Task brief ▸
Using the material that follows, identify and copy each line with the string "Employee".

Records for processing ▸
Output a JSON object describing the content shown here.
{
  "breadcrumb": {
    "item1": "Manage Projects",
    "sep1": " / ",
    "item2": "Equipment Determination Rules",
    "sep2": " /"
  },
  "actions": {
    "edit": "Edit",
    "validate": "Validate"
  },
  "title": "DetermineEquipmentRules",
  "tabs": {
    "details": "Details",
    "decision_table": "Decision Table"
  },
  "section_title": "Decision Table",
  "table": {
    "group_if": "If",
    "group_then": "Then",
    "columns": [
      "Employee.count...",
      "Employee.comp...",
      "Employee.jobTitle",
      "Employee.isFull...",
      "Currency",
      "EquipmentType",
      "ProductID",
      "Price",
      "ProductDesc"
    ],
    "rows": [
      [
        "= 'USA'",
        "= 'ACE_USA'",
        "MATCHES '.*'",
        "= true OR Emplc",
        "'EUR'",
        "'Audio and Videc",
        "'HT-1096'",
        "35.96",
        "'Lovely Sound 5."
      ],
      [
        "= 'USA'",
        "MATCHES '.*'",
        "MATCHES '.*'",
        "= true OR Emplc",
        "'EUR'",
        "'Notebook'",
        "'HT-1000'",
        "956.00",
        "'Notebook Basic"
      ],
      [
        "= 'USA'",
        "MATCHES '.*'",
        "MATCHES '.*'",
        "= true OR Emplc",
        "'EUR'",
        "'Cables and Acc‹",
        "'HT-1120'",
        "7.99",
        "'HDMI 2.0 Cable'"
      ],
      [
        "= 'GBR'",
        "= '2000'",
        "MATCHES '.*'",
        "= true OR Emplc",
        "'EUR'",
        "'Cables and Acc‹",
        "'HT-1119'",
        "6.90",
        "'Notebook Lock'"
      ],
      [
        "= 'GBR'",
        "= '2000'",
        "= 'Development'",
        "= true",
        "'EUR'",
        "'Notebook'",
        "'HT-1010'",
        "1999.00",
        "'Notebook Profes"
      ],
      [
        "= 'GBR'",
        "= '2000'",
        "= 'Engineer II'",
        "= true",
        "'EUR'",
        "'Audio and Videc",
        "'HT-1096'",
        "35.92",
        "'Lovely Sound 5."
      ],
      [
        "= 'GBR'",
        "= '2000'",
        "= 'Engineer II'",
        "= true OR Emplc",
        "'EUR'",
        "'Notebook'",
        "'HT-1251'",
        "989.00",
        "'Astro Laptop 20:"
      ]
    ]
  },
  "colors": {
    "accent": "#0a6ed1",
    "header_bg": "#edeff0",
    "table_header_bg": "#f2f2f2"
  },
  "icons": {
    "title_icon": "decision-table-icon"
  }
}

Solution ▸
      "Employee.count...",
      "Employee.comp...",
      "Employee.jobTitle",
      "Employee.isFull...",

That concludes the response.